At every level of society, culture and state, the United Kingdom and the United States do more together in pursuit of shared security and prosperity than any other two nations in the world. The State Visit to the UK by President Trump and the First Lady this month celebrated that great transatlantic friendship, and our shared values of democracy, rule of law and justice.
The State Visit coincided with the 75th anniversary of the D-Day landings, commemorating the courage and sacrifice of those who gave their lives for our liberty, and reaffirming the enduring importance of the Western Alliance.
Looking ahead, Prime Minister May and President Trump took the opportunity to reaffirm their Governments’ commitment to an ambitious free trade agreement and a deeper UK/U.S. economic relationship when the UK leaves the European Union.
Sticking with visits, I am grateful to British Consul General Andrew Whittaker for taking part in the BABC economic summit while he was up here in April.

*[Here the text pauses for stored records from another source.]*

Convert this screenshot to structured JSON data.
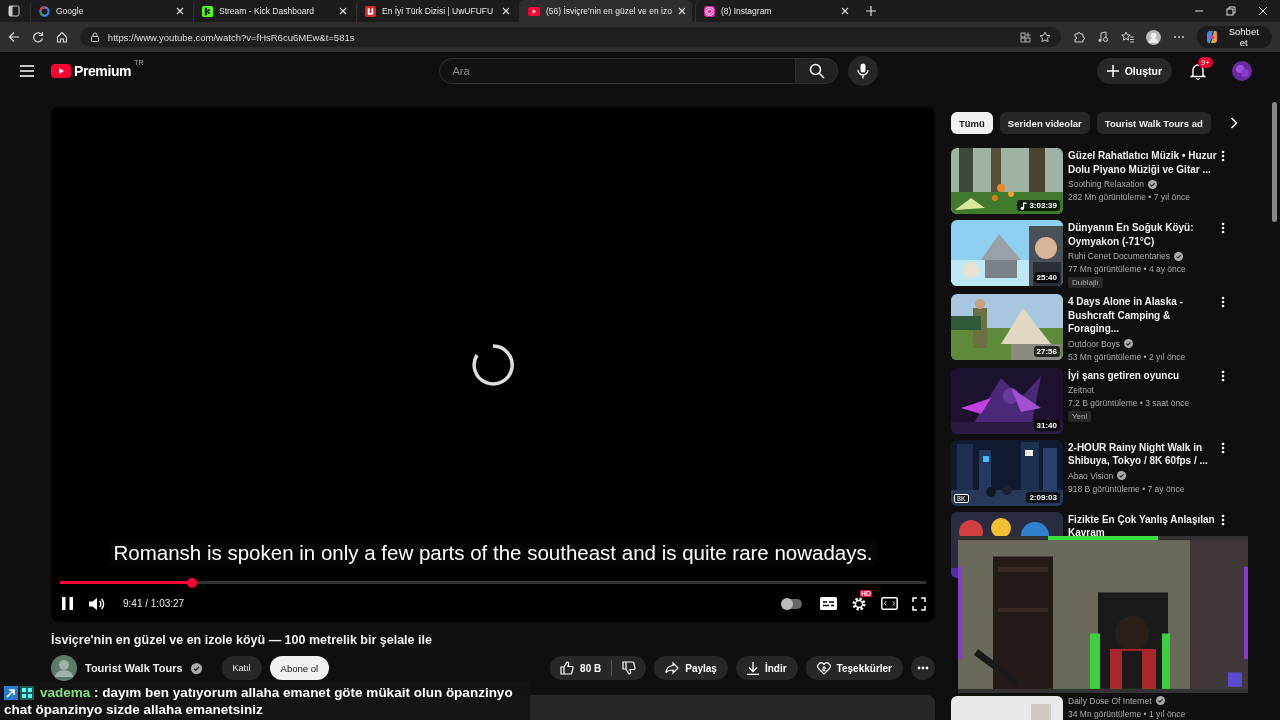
{
  "browser": {
    "tabs": [
      {
        "title": "Google",
        "selected": false
      },
      {
        "title": "Stream - Kick Dashboard",
        "selected": false
      },
      {
        "title": "En İyi Türk Dizisi | UwUFUFU",
        "selected": false
      },
      {
        "title": "(56) İsviçre'nin en güzel ve en izo",
        "selected": true
      },
      {
        "title": "(8) Instagram",
        "selected": false
      }
    ],
    "url": "https://www.youtube.com/watch?v=fHsR6cu6MEw&t=581s",
    "chat_button": "Sohbet et"
  },
  "header": {
    "logo": "Premium",
    "region": "TR",
    "search": {
      "placeholder": "Ara"
    },
    "create_button": "Oluştur",
    "notification_badge": "9+"
  },
  "player": {
    "subtitle": "Romansh is spoken in only a few parts of the southeast and is quite rare nowadays.",
    "progress": {
      "level": 0.152
    },
    "playing": true,
    "time": "9:41 / 1:03:27",
    "autoplay": false,
    "settings_badge": "HD"
  },
  "video": {
    "title": "İsviçre'nin en güzel ve en izole köyü — 100 metrelik bir şelale ile",
    "channel": "Tourist Walk Tours",
    "verified": true,
    "join_button": "Katıl",
    "subscribe_button": "Abone ol",
    "likes": "80 B",
    "share_button": "Paylaş",
    "download_button": "İndir",
    "thanks_button": "Teşekkürler"
  },
  "chips": [
    {
      "label": "Tümü",
      "selected": true
    },
    {
      "label": "Seriden videolar",
      "selected": false
    },
    {
      "label": "Tourist Walk Tours ad",
      "selected": false
    }
  ],
  "recommendations": [
    {
      "title": "Güzel Rahatlatıcı Müzik • Huzur Dolu Piyano Müziği ve Gitar ...",
      "channel": "Soothing Relaxation",
      "verified": true,
      "stats": "282 Mn görüntüleme • 7 yıl önce",
      "duration": "3:03:39",
      "audio": true
    },
    {
      "title": "Dünyanın En Soğuk Köyü: Oymyakon (-71°C)",
      "channel": "Ruhi Cenet Documentaries",
      "verified": true,
      "stats": "77 Mn görüntüleme • 4 ay önce",
      "duration": "25:40",
      "badge": "Dublajlı"
    },
    {
      "title": "4 Days Alone in Alaska - Bushcraft Camping & Foraging...",
      "channel": "Outdoor Boys",
      "verified": true,
      "stats": "53 Mn görüntüleme • 2 yıl önce",
      "duration": "27:56"
    },
    {
      "title": "İyi şans getiren oyuncu",
      "channel": "Zeitnot",
      "stats": "7,2 B görüntüleme • 3 saat önce",
      "duration": "31:40",
      "badge": "Yeni"
    },
    {
      "title": "2-HOUR Rainy Night Walk in Shibuya, Tokyo / 8K 60fps / ...",
      "channel": "Abao Vision",
      "verified": true,
      "stats": "918 B görüntüleme • 7 ay önce",
      "duration": "2:09:03",
      "quality": "8K"
    },
    {
      "title": "Fizikte En Çok Yanlış Anlaşılan Kavram"
    },
    {
      "channel": "Daily Dose Of Internet",
      "verified": true,
      "stats": "34 Mn görüntüleme • 1 yıl önce"
    }
  ],
  "chat_overlay": {
    "username": "vadema",
    "lines": [
      ": dayım ben yatıyorum allaha emanet göte mükait olun öpanzinyo",
      "chat öpanzinyo sizde allaha emanetsiniz"
    ]
  }
}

During his summit remarks, Andrew spoke about the UK Government’s recently released Online Harms White Paper, the British Government’s strategy to make the UK the safest place in the world to be online and the best place to start and grow a digital business.
The internet and other new technologies have absolutely driven dramatic improvements to our economy and society. Yet people have strong and legitimate concerns about their safety, security and vulnerability to others’ harmful behaviours while they are online. So the Online Harms White Paper will make tech companies more responsible for their users’ safety online, especially children and other vulnerable groups, and will help to build trust in digital markets. It proposes a new duty of care on companies towards their users, overseen by an independent regulator, backed up by mandatory reporting requirements and effective enforcement powers. Companies will be required to take particularly robust action to tackle terrorist content and online child sexual exploitation and abuse. The white paper is open for comment until 1 July – details of how to comment are in the link above if you’re interested.

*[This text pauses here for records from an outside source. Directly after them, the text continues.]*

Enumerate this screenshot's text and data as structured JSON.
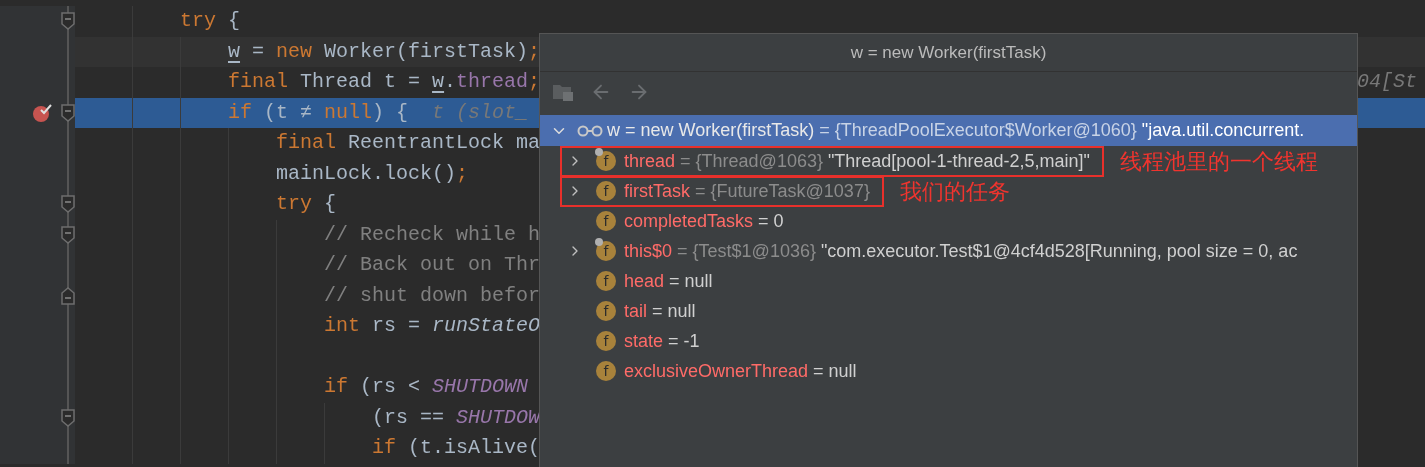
{
  "editor": {
    "lines": [
      {
        "kind": "code",
        "fold_start": true,
        "tokens": [
          {
            "kind": "kw",
            "text": "try"
          },
          {
            "kind": "plain",
            "text": " {"
          }
        ],
        "children": [
          {
            "kind": "code",
            "caret_line": true,
            "tokens": [
              {
                "kind": "var",
                "text": "w"
              },
              {
                "kind": "plain",
                "text": " = "
              },
              {
                "kind": "kw",
                "text": "new"
              },
              {
                "kind": "plain",
                "text": " Worker(firstTask)"
              },
              {
                "kind": "kw",
                "text": ";"
              }
            ]
          },
          {
            "kind": "code",
            "tokens": [
              {
                "kind": "kw",
                "text": "final"
              },
              {
                "kind": "plain",
                "text": " Thread t = "
              },
              {
                "kind": "var",
                "text": "w"
              },
              {
                "kind": "plain",
                "text": "."
              },
              {
                "kind": "field",
                "text": "thread"
              },
              {
                "kind": "kw",
                "text": ";"
              }
            ],
            "tail": "04[St"
          },
          {
            "kind": "code",
            "fold_start": true,
            "breakpoint": true,
            "execution_point": true,
            "tokens": [
              {
                "kind": "kw",
                "text": "if"
              },
              {
                "kind": "plain",
                "text": " (t ≠ "
              },
              {
                "kind": "kw",
                "text": "null"
              },
              {
                "kind": "plain",
                "text": ") {  "
              },
              {
                "kind": "hint",
                "text": "t (slot_"
              }
            ],
            "children": [
              {
                "kind": "code",
                "tokens": [
                  {
                    "kind": "kw",
                    "text": "final"
                  },
                  {
                    "kind": "plain",
                    "text": " ReentrantLock ma"
                  }
                ]
              },
              {
                "kind": "code",
                "tokens": [
                  {
                    "kind": "plain",
                    "text": "mainLock.lock()"
                  },
                  {
                    "kind": "kw",
                    "text": ";"
                  }
                ]
              },
              {
                "kind": "code",
                "fold_start": true,
                "tokens": [
                  {
                    "kind": "kw",
                    "text": "try"
                  },
                  {
                    "kind": "plain",
                    "text": " {"
                  }
                ],
                "children": [
                  {
                    "kind": "code",
                    "fold_start": true,
                    "tokens": [
                      {
                        "kind": "comment",
                        "text": "// Recheck while h"
                      }
                    ]
                  },
                  {
                    "kind": "code",
                    "tokens": [
                      {
                        "kind": "comment",
                        "text": "// Back out on Thr"
                      }
                    ]
                  },
                  {
                    "kind": "code",
                    "fold_end": true,
                    "tokens": [
                      {
                        "kind": "comment",
                        "text": "// shut down befor"
                      }
                    ]
                  },
                  {
                    "kind": "code",
                    "tokens": [
                      {
                        "kind": "kw",
                        "text": "int"
                      },
                      {
                        "kind": "plain",
                        "text": " rs = "
                      },
                      {
                        "kind": "method",
                        "text": "runStateO"
                      }
                    ]
                  },
                  {
                    "kind": "blank"
                  },
                  {
                    "kind": "code",
                    "tokens": [
                      {
                        "kind": "kw",
                        "text": "if"
                      },
                      {
                        "kind": "plain",
                        "text": " (rs < "
                      },
                      {
                        "kind": "const",
                        "text": "SHUTDOWN"
                      }
                    ],
                    "children": [
                      {
                        "kind": "code",
                        "fold_start": true,
                        "tokens": [
                          {
                            "kind": "plain",
                            "text": "(rs == "
                          },
                          {
                            "kind": "const",
                            "text": "SHUTDOW"
                          }
                        ]
                      },
                      {
                        "kind": "code",
                        "tokens": [
                          {
                            "kind": "kw",
                            "text": "if"
                          },
                          {
                            "kind": "plain",
                            "text": " (t.isAlive("
                          }
                        ]
                      }
                    ]
                  }
                ]
              }
            ]
          }
        ]
      }
    ]
  },
  "popup": {
    "title": "w = new Worker(firstTask)",
    "root": {
      "name": "w = new Worker(firstTask)",
      "ref": "= {ThreadPoolExecutor$Worker@1060}",
      "value": "\"java.util.concurrent.",
      "expanded": true,
      "selected": true,
      "children": [
        {
          "badge": "f",
          "marked": true,
          "expanded": false,
          "name": "thread",
          "ref": "= {Thread@1063}",
          "value": "\"Thread[pool-1-thread-2,5,main]\"",
          "annotation": "线程池里的一个线程"
        },
        {
          "badge": "f",
          "marked": false,
          "expanded": false,
          "name": "firstTask",
          "ref": "= {FutureTask@1037}",
          "annotation": "我们的任务"
        },
        {
          "badge": "f",
          "marked": false,
          "name": "completedTasks",
          "value": "= 0"
        },
        {
          "badge": "f",
          "marked": true,
          "expanded": false,
          "name": "this$0",
          "ref": "= {Test$1@1036}",
          "value": "\"com.executor.Test$1@4cf4d528[Running, pool size = 0, ac"
        },
        {
          "badge": "f",
          "marked": false,
          "name": "head",
          "value": "= null"
        },
        {
          "badge": "f",
          "marked": false,
          "name": "tail",
          "value": "= null"
        },
        {
          "badge": "f",
          "marked": false,
          "name": "state",
          "value": "= -1"
        },
        {
          "badge": "f",
          "marked": false,
          "name": "exclusiveOwnerThread",
          "value": "= null"
        }
      ]
    }
  }
}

Finally, as trailed in my last column, I’m excited that my office and BABC are joining together for the UK’s official Love is GREAT team in this year’s Seattle Pride Parade on 30 June, celebrating LGBT rights, equality and inclusion. Did you know that there are more than 60 annual Pride events in cities across the UK? Please do register here if you’d like to walk with us in Seattle: https://www.babcpnw.org/pride.
Consul (Business and Government Affairs)
UK Government office, Seattle